Problem description -
Among the lines below, copy each one in which "false" appears.

App and web page records -
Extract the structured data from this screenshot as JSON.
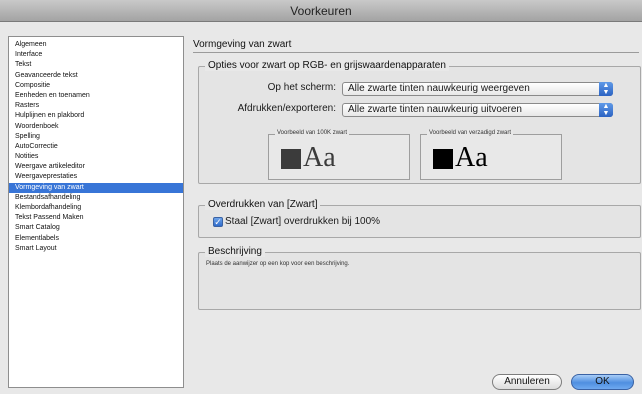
{
  "window": {
    "title": "Voorkeuren"
  },
  "sidebar": {
    "items": [
      "Algemeen",
      "Interface",
      "Tekst",
      "Geavanceerde tekst",
      "Compositie",
      "Eenheden en toenamen",
      "Rasters",
      "Hulplijnen en plakbord",
      "Woordenboek",
      "Spelling",
      "AutoCorrectie",
      "Notities",
      "Weergave artikeleditor",
      "Weergaveprestaties",
      "Vormgeving van zwart",
      "Bestandsafhandeling",
      "Klembordafhandeling",
      "Tekst Passend Maken",
      "Smart Catalog",
      "Elementlabels",
      "Smart Layout"
    ],
    "selected_index": 14
  },
  "main": {
    "section_title": "Vormgeving van zwart",
    "rgb_group": {
      "title": "Opties voor zwart op RGB- en grijswaardenapparaten",
      "screen_label": "Op het scherm:",
      "screen_value": "Alle zwarte tinten nauwkeurig weergeven",
      "print_label": "Afdrukken/exporteren:",
      "print_value": "Alle zwarte tinten nauwkeurig uitvoeren",
      "preview_100k_label": "Voorbeeld van 100K zwart",
      "preview_rich_label": "Voorbeeld van verzadigd zwart",
      "preview_text": "Aa"
    },
    "overprint_group": {
      "title": "Overdrukken van [Zwart]",
      "checkbox_label": "Staal [Zwart] overdrukken bij 100%",
      "checked": true
    },
    "description_group": {
      "title": "Beschrijving",
      "text": "Plaats de aanwijzer op een kop voor een beschrijving."
    }
  },
  "buttons": {
    "cancel": "Annuleren",
    "ok": "OK"
  },
  "colors": {
    "selection": "#3875d7",
    "swatch_100k": "#3b3b3b",
    "swatch_rich": "#000000",
    "ok_button": "#4f8fe0"
  }
}
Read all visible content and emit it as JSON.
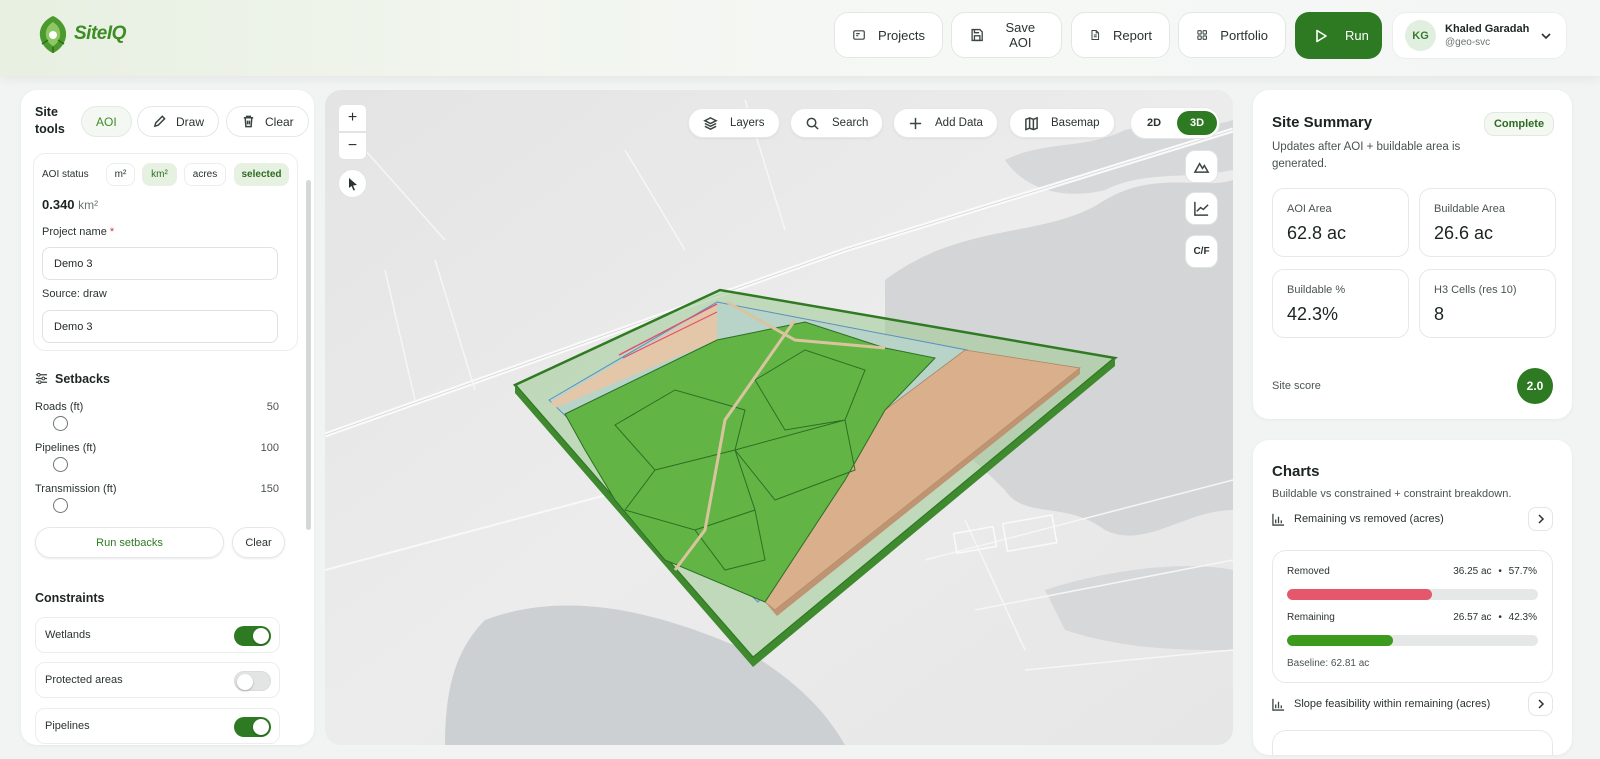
{
  "brand": {
    "name": "SiteIQ",
    "accent": "#2d7a22",
    "logo_color": "#3e8c24"
  },
  "header": {
    "nav": [
      {
        "label": "Projects",
        "icon": "folder-icon"
      },
      {
        "label": "Save AOI",
        "icon": "save-icon"
      },
      {
        "label": "Report",
        "icon": "document-icon"
      },
      {
        "label": "Portfolio",
        "icon": "grid-icon"
      }
    ],
    "run_label": "Run",
    "user": {
      "initials": "KG",
      "name": "Khaled Garadah",
      "handle": "@geo-svc"
    }
  },
  "site_tools": {
    "title": "Site tools",
    "tools": [
      "AOI",
      "Draw",
      "Clear"
    ],
    "aoi_status_label": "AOI status",
    "units": [
      "m²",
      "km²",
      "acres"
    ],
    "active_unit": "km²",
    "selected_badge": "selected",
    "area_value": "0.340",
    "area_unit": "km²",
    "project_name_label": "Project name",
    "required_mark": "*",
    "project_name_value": "Demo 3",
    "source_label": "Source: draw",
    "source_value": "Demo 3"
  },
  "setbacks": {
    "title": "Setbacks",
    "items": [
      {
        "label": "Roads (ft)",
        "value": "50"
      },
      {
        "label": "Pipelines (ft)",
        "value": "100"
      },
      {
        "label": "Transmission (ft)",
        "value": "150"
      }
    ],
    "run_label": "Run setbacks",
    "clear_label": "Clear"
  },
  "constraints": {
    "title": "Constraints",
    "items": [
      {
        "label": "Wetlands",
        "enabled": true
      },
      {
        "label": "Protected areas",
        "enabled": false
      },
      {
        "label": "Pipelines",
        "enabled": true
      }
    ]
  },
  "map": {
    "toolbar": [
      "Layers",
      "Search",
      "Add Data",
      "Basemap"
    ],
    "view_modes": [
      "2D",
      "3D"
    ],
    "active_view": "3D",
    "zoom_in": "+",
    "zoom_out": "−",
    "cf_label": "C/F"
  },
  "summary": {
    "title": "Site Summary",
    "status": "Complete",
    "subtitle": "Updates after AOI + buildable area is generated.",
    "stats": [
      {
        "label": "AOI Area",
        "value": "62.8 ac"
      },
      {
        "label": "Buildable Area",
        "value": "26.6 ac"
      },
      {
        "label": "Buildable %",
        "value": "42.3%"
      },
      {
        "label": "H3 Cells (res 10)",
        "value": "8"
      }
    ],
    "score_label": "Site score",
    "score_value": "2.0"
  },
  "charts": {
    "title": "Charts",
    "subtitle": "Buildable vs constrained + constraint breakdown.",
    "chart1_title": "Remaining vs removed (acres)",
    "removed": {
      "label": "Removed",
      "value_text": "36.25 ac",
      "pct_text": "57.7%",
      "fraction": 0.577,
      "color": "#e5576a"
    },
    "remaining": {
      "label": "Remaining",
      "value_text": "26.57 ac",
      "pct_text": "42.3%",
      "fraction": 0.423,
      "color": "#3c9a1c"
    },
    "separator": "•",
    "baseline": "Baseline: 62.81 ac",
    "chart2_title": "Slope feasibility within remaining (acres)"
  }
}
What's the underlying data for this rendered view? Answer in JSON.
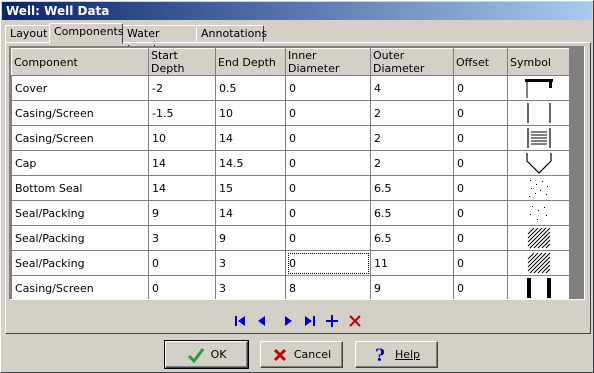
{
  "window": {
    "title": "Well: Well Data"
  },
  "tabs": [
    {
      "label": "Layout"
    },
    {
      "label": "Components"
    },
    {
      "label": "Water Levels"
    },
    {
      "label": "Annotations"
    }
  ],
  "table": {
    "columns": [
      "Component",
      "Start Depth",
      "End Depth",
      "Inner Diameter",
      "Outer Diameter",
      "Offset",
      "Symbol"
    ],
    "rows": [
      {
        "component": "Cover",
        "start": "-2",
        "end": "0.5",
        "inner": "0",
        "outer": "4",
        "offset": "0",
        "symbol": "cover-symbol"
      },
      {
        "component": "Casing/Screen",
        "start": "-1.5",
        "end": "10",
        "inner": "0",
        "outer": "2",
        "offset": "0",
        "symbol": "casing-symbol"
      },
      {
        "component": "Casing/Screen",
        "start": "10",
        "end": "14",
        "inner": "0",
        "outer": "2",
        "offset": "0",
        "symbol": "screen-symbol"
      },
      {
        "component": "Cap",
        "start": "14",
        "end": "14.5",
        "inner": "0",
        "outer": "2",
        "offset": "0",
        "symbol": "cap-symbol"
      },
      {
        "component": "Bottom Seal",
        "start": "14",
        "end": "15",
        "inner": "0",
        "outer": "6.5",
        "offset": "0",
        "symbol": "dots-symbol"
      },
      {
        "component": "Seal/Packing",
        "start": "9",
        "end": "14",
        "inner": "0",
        "outer": "6.5",
        "offset": "0",
        "symbol": "dots-symbol"
      },
      {
        "component": "Seal/Packing",
        "start": "3",
        "end": "9",
        "inner": "0",
        "outer": "6.5",
        "offset": "0",
        "symbol": "hatch-symbol"
      },
      {
        "component": "Seal/Packing",
        "start": "0",
        "end": "3",
        "inner": "0",
        "outer": "11",
        "offset": "0",
        "symbol": "hatch-symbol"
      },
      {
        "component": "Casing/Screen",
        "start": "0",
        "end": "3",
        "inner": "8",
        "outer": "9",
        "offset": "0",
        "symbol": "thick-casing-symbol"
      }
    ]
  },
  "nav": [
    "first-icon",
    "prev-icon",
    "next-icon",
    "last-icon",
    "add-icon",
    "delete-icon"
  ],
  "buttons": {
    "ok": "OK",
    "cancel": "Cancel",
    "help": "Help"
  },
  "colors": {
    "titlebar_start": "#0a246a",
    "titlebar_end": "#a6caf0",
    "nav_blue": "#0000c0",
    "delete_red": "#c00000",
    "ok_green": "#2e9a2e"
  }
}
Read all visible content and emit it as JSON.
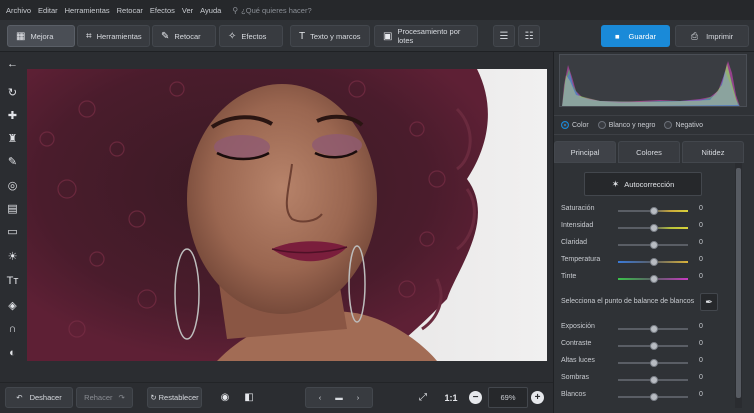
{
  "menu": {
    "items": [
      "Archivo",
      "Editar",
      "Herramientas",
      "Retocar",
      "Efectos",
      "Ver",
      "Ayuda"
    ],
    "search_placeholder": "¿Qué quieres hacer?"
  },
  "toolbar": {
    "tabs": [
      {
        "label": "Mejora",
        "icon": "mejora-icon"
      },
      {
        "label": "Herramientas",
        "icon": "crop-icon"
      },
      {
        "label": "Retocar",
        "icon": "brush-icon"
      },
      {
        "label": "Efectos",
        "icon": "magic-wand-icon"
      },
      {
        "label": "Texto y marcos",
        "icon": "text-icon"
      },
      {
        "label": "Procesamiento por lotes",
        "icon": "batch-image-icon"
      }
    ],
    "save_label": "Guardar",
    "print_label": "Imprimir"
  },
  "bottombar": {
    "undo_label": "Deshacer",
    "redo_label": "Rehacer",
    "restore_label": "Restablecer",
    "zoom_fit": "1:1",
    "zoom_value": "69%"
  },
  "panel": {
    "modes": [
      {
        "label": "Color",
        "selected": true
      },
      {
        "label": "Blanco y negro",
        "selected": false
      },
      {
        "label": "Negativo",
        "selected": false
      }
    ],
    "tabs": [
      "Principal",
      "Colores",
      "Nitidez"
    ],
    "autocorrection_label": "Autocorrección",
    "white_balance_label": "Selecciona el punto de balance de blancos",
    "sliders_top": [
      {
        "label": "Saturación",
        "value": "0"
      },
      {
        "label": "Intensidad",
        "value": "0"
      },
      {
        "label": "Claridad",
        "value": "0"
      },
      {
        "label": "Temperatura",
        "value": "0"
      },
      {
        "label": "Tinte",
        "value": "0"
      }
    ],
    "sliders_bottom": [
      {
        "label": "Exposición",
        "value": "0"
      },
      {
        "label": "Contraste",
        "value": "0"
      },
      {
        "label": "Altas luces",
        "value": "0"
      },
      {
        "label": "Sombras",
        "value": "0"
      },
      {
        "label": "Blancos",
        "value": "0"
      }
    ]
  },
  "colors": {
    "accent": "#1a8ad8",
    "background": "#2b2d31"
  }
}
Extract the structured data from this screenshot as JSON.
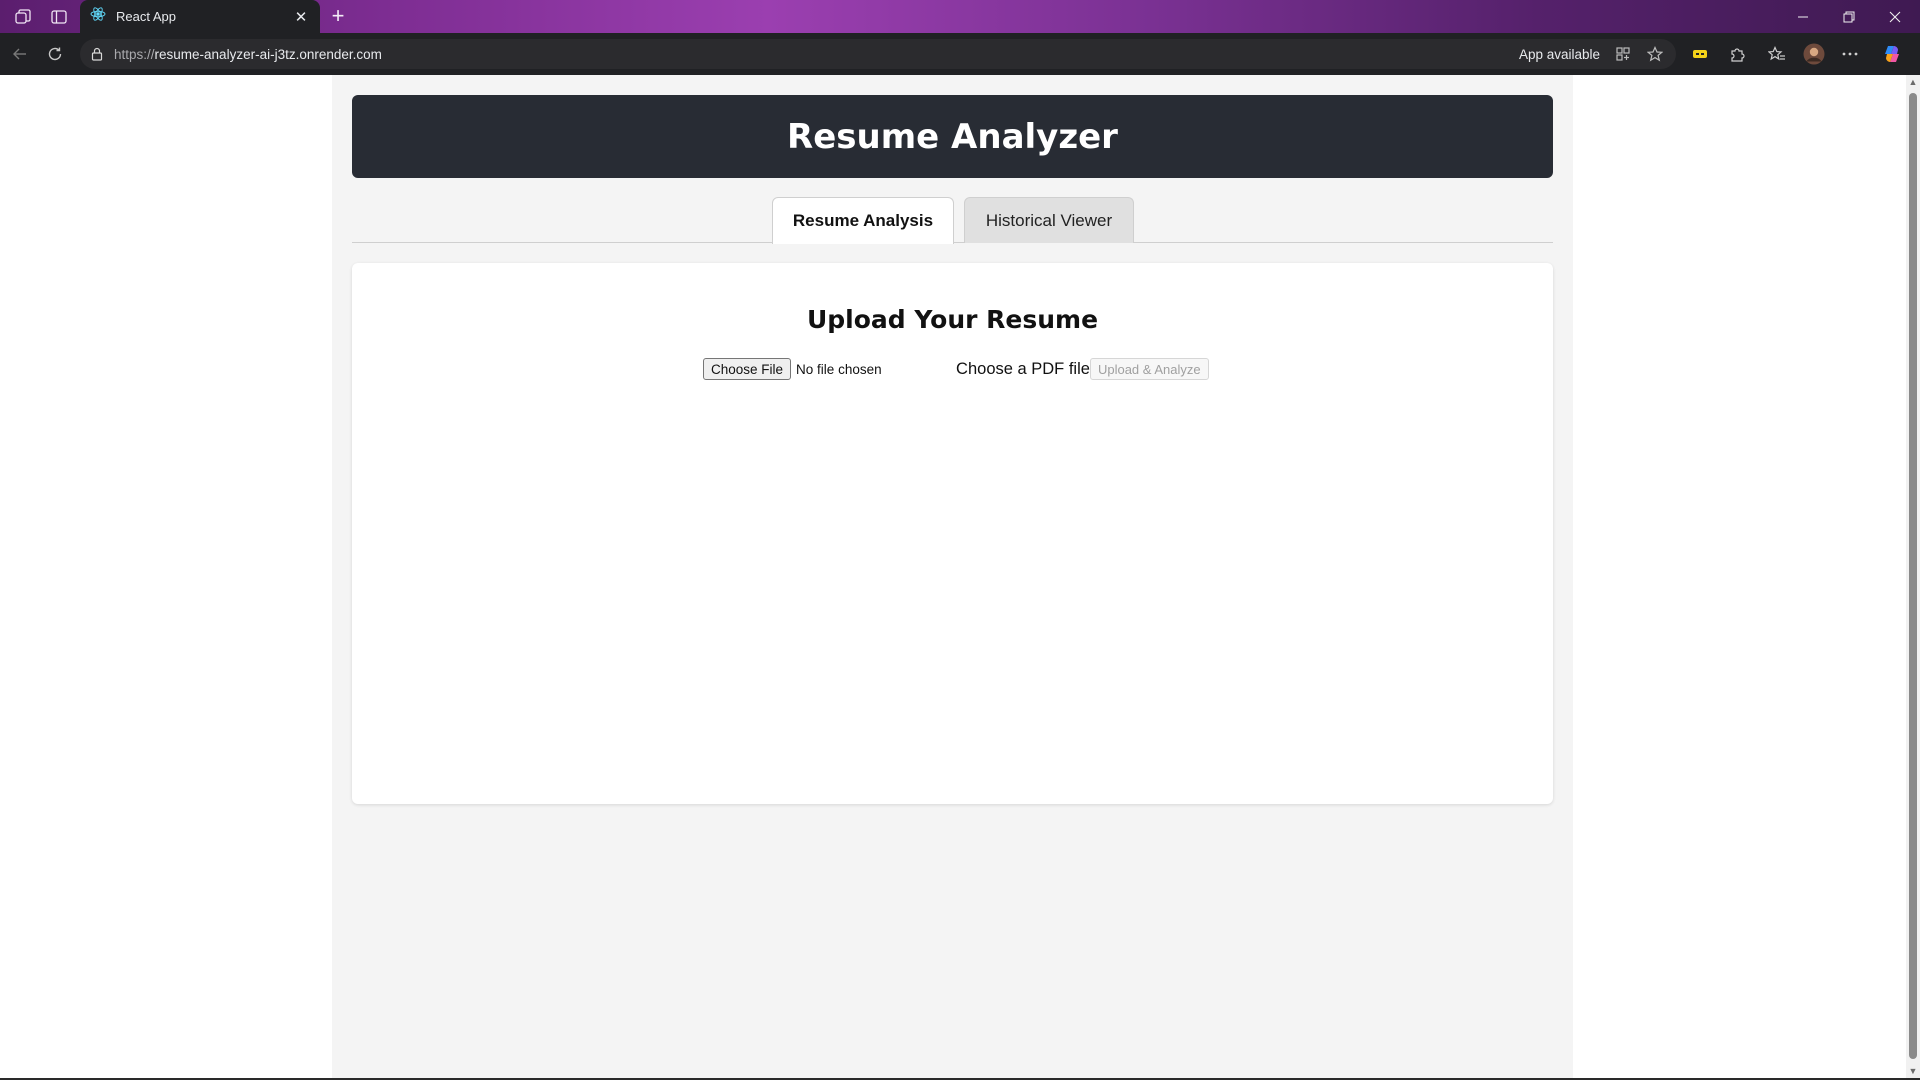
{
  "browser": {
    "tab": {
      "title": "React App"
    },
    "address": {
      "scheme": "https://",
      "host": "resume-analyzer-ai-j3tz.onrender.com"
    },
    "app_available_label": "App available",
    "icons": {
      "workspaces": "workspaces-icon",
      "tab_actions": "tab-actions-icon",
      "favicon": "react-icon",
      "close_tab": "close-icon",
      "new_tab": "plus-icon",
      "back": "back-arrow-icon",
      "refresh": "refresh-icon",
      "lock": "lock-icon",
      "install_app": "install-app-icon",
      "favorite": "star-icon",
      "extension": "extension-icon",
      "extensions": "puzzle-icon",
      "favorites": "favorites-icon",
      "profile": "avatar",
      "more": "more-icon",
      "copilot": "copilot-icon"
    }
  },
  "app": {
    "title": "Resume Analyzer",
    "tabs": [
      {
        "label": "Resume Analysis",
        "active": true
      },
      {
        "label": "Historical Viewer",
        "active": false
      }
    ],
    "upload": {
      "heading": "Upload Your Resume",
      "choose_button": "Choose File",
      "file_status": "No file chosen",
      "pdf_label": "Choose a PDF file",
      "analyze_button": "Upload & Analyze"
    }
  },
  "colors": {
    "header_bg": "#282c34",
    "page_bg": "#f4f4f4",
    "card_bg": "#ffffff"
  }
}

Answer to the problem -
        "enabled": false
        "selected": false
        "selected": false
        "active": false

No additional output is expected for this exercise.